DETROIT: Pickup trucks may have led the charge, but strong sales of small cars in July showed demand for new vehicles is broad — and not slowing down.
Car sales grew in the first six months of this year, but not at the blistering pace of trucks and SUVs. Through June, full-size pickups were up 22.5 percent over the year before, while cars were up just 5 percent.
Last month, car sales took off. General Motors’ car sales jumped 24 percent. Sales of the Honda Civic small car were up 30 percent to 32,416, their best July in 13 years. Sales of the recently redesigned Ford Fiesta subcompact jumped 89 percent, while the Toyota Prius hybrid was up 40 percent.

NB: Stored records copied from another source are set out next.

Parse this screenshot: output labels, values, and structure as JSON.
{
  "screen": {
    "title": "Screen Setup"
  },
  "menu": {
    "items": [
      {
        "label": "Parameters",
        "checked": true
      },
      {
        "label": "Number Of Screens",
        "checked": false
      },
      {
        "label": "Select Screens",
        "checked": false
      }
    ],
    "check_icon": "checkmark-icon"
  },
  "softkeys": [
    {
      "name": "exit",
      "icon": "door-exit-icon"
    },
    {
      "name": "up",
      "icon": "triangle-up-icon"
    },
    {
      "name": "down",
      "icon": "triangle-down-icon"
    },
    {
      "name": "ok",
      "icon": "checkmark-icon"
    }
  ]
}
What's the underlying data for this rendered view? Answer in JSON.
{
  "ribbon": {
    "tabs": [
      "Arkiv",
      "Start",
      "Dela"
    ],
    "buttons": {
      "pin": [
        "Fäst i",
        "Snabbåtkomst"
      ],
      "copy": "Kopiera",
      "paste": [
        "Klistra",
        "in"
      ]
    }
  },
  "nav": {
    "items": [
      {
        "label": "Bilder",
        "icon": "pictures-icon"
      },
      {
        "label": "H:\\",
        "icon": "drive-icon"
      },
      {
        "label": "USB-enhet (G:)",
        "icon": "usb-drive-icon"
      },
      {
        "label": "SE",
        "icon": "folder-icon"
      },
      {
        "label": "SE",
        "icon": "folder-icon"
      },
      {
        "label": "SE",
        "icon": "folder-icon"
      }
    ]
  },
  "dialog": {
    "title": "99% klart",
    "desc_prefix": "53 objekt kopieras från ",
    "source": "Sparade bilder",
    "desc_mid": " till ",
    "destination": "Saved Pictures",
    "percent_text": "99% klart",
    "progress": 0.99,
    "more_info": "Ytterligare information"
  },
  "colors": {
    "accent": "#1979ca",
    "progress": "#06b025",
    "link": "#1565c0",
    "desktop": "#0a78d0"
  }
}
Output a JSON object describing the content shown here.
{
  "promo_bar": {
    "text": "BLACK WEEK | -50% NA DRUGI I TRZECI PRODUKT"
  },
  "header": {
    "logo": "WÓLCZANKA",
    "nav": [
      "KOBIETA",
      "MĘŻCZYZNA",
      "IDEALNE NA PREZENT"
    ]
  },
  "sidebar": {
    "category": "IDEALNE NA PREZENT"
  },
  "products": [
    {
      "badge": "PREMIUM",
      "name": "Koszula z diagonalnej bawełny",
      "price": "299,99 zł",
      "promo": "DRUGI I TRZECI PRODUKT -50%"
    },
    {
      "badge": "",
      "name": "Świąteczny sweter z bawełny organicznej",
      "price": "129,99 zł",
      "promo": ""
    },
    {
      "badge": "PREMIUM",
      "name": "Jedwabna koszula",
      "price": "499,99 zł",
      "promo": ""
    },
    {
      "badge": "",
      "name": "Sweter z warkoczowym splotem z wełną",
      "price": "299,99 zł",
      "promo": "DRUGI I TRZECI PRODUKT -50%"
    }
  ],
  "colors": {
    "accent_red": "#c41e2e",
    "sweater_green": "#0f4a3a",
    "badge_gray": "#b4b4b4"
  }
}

Part of the small car surge was seasonal. Small cars always sell better in the summer and then taper off as winter approaches. But it’s also an indication of the high level of demand from regular consumers, not just the contractors and other small businesses that helped fuel the truck boom.
GM, Ford, Chrysler, Toyota and Nissan all reported double-digit sales gains last month. Honda led the way with a 21 percent sales increase. Of major automakers, only Volkswagen had a down month. Its sales were off 3.3 percent as the top-selling Jetta compact faltered.
Industry sales rose 14 percent over last July to 1.3 million, according to Autodata Corp. On an annualized basis, the sales pace slowed slightly from June to 15.7 million. But that was still better than the annualized rate of 14 million from a year ago.
The industry’s numbers for July come a day after the U.S. government reported stronger than expected growth for the April-June quarter. The consulting firm LMC Automotive said the improving economy could push this year’s sales to around 16 million.
Sales last topped 16 million in 2007, just ahead of the recession. They bottomed out at a 30-year low of 10.4 million in 2009, and have been recovering ever since.
The average sale price of a vehicle last month held steady at just over $31,000, according to the car buying site TrueCar.com.
Sales details included:
• GM said its July U.S. sales rose 16 percent to 234,071. Sales of the Chevrolet Silverado and GMC Sierra pickups combined rose 46 percent. Roughly 15 percent of the trucks sold were the new versions, which went on sale in June. Sales of the Cruze small car from Lordstown jumped 70 percent.
• Ford sold 193,715 vehicles. Ford’s 11-percent increase was led by the F-Series pickup, with sales up 23 percent. Ford Fusion sedan sales dropped 12 percent as the company struggled to meet demand with its current production capacity. But Ford said more Fusions will be available this fall after it adds a shift to a Michigan plant.